Dataset excerpts START
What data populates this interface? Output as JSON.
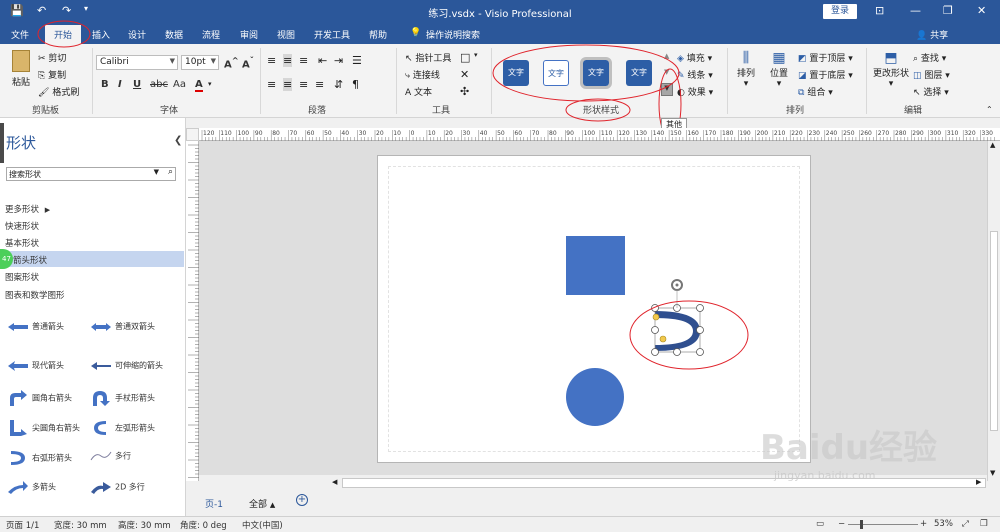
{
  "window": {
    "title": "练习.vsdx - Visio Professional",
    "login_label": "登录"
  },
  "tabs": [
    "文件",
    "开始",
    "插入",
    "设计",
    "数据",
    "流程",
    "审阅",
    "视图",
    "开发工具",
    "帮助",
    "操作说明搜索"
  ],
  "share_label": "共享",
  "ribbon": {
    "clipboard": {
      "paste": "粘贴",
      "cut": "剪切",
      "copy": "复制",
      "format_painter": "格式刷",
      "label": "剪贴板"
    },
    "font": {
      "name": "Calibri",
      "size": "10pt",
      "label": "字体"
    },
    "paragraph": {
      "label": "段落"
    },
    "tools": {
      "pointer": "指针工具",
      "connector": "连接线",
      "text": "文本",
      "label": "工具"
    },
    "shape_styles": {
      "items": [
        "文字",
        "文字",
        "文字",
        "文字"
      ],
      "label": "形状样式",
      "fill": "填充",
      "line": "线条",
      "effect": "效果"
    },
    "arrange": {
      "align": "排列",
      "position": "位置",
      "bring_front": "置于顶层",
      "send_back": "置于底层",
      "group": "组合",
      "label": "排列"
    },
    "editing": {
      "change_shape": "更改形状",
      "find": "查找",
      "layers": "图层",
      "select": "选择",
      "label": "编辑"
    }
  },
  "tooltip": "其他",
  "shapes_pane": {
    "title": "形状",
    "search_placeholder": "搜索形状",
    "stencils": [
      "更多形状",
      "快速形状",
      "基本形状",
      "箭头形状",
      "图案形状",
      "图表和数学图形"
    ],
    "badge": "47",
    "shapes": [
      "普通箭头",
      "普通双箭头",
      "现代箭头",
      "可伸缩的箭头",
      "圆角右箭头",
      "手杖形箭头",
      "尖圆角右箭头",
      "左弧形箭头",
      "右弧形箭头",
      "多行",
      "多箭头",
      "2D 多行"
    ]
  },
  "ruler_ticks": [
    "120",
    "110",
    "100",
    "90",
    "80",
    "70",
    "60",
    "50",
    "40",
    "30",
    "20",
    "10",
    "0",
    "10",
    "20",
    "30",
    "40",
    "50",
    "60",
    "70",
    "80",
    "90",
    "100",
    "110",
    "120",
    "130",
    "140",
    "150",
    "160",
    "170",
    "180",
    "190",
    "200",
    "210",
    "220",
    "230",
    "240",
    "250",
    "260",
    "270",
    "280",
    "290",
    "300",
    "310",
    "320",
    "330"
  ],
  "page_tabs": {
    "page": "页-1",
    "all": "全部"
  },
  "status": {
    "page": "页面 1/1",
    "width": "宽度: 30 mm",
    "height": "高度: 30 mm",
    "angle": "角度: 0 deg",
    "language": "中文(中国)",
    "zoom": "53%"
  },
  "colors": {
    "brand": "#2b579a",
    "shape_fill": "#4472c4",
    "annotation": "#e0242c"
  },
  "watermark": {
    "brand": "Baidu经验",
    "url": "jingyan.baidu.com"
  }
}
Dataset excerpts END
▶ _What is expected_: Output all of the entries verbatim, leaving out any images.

▶ _Written response_:
What data populates this interface? Output as JSON.
{
  "window": {
    "title": "练习.vsdx - Visio Professional",
    "login_label": "登录"
  },
  "tabs": [
    "文件",
    "开始",
    "插入",
    "设计",
    "数据",
    "流程",
    "审阅",
    "视图",
    "开发工具",
    "帮助",
    "操作说明搜索"
  ],
  "share_label": "共享",
  "ribbon": {
    "clipboard": {
      "paste": "粘贴",
      "cut": "剪切",
      "copy": "复制",
      "format_painter": "格式刷",
      "label": "剪贴板"
    },
    "font": {
      "name": "Calibri",
      "size": "10pt",
      "label": "字体"
    },
    "paragraph": {
      "label": "段落"
    },
    "tools": {
      "pointer": "指针工具",
      "connector": "连接线",
      "text": "文本",
      "label": "工具"
    },
    "shape_styles": {
      "items": [
        "文字",
        "文字",
        "文字",
        "文字"
      ],
      "label": "形状样式",
      "fill": "填充",
      "line": "线条",
      "effect": "效果"
    },
    "arrange": {
      "align": "排列",
      "position": "位置",
      "bring_front": "置于顶层",
      "send_back": "置于底层",
      "group": "组合",
      "label": "排列"
    },
    "editing": {
      "change_shape": "更改形状",
      "find": "查找",
      "layers": "图层",
      "select": "选择",
      "label": "编辑"
    }
  },
  "tooltip": "其他",
  "shapes_pane": {
    "title": "形状",
    "search_placeholder": "搜索形状",
    "stencils": [
      "更多形状",
      "快速形状",
      "基本形状",
      "箭头形状",
      "图案形状",
      "图表和数学图形"
    ],
    "badge": "47",
    "shapes": [
      "普通箭头",
      "普通双箭头",
      "现代箭头",
      "可伸缩的箭头",
      "圆角右箭头",
      "手杖形箭头",
      "尖圆角右箭头",
      "左弧形箭头",
      "右弧形箭头",
      "多行",
      "多箭头",
      "2D 多行"
    ]
  },
  "ruler_ticks": [
    "120",
    "110",
    "100",
    "90",
    "80",
    "70",
    "60",
    "50",
    "40",
    "30",
    "20",
    "10",
    "0",
    "10",
    "20",
    "30",
    "40",
    "50",
    "60",
    "70",
    "80",
    "90",
    "100",
    "110",
    "120",
    "130",
    "140",
    "150",
    "160",
    "170",
    "180",
    "190",
    "200",
    "210",
    "220",
    "230",
    "240",
    "250",
    "260",
    "270",
    "280",
    "290",
    "300",
    "310",
    "320",
    "330"
  ],
  "page_tabs": {
    "page": "页-1",
    "all": "全部"
  },
  "status": {
    "page": "页面 1/1",
    "width": "宽度: 30 mm",
    "height": "高度: 30 mm",
    "angle": "角度: 0 deg",
    "language": "中文(中国)",
    "zoom": "53%"
  },
  "colors": {
    "brand": "#2b579a",
    "shape_fill": "#4472c4",
    "annotation": "#e0242c"
  },
  "watermark": {
    "brand": "Baidu经验",
    "url": "jingyan.baidu.com"
  }
}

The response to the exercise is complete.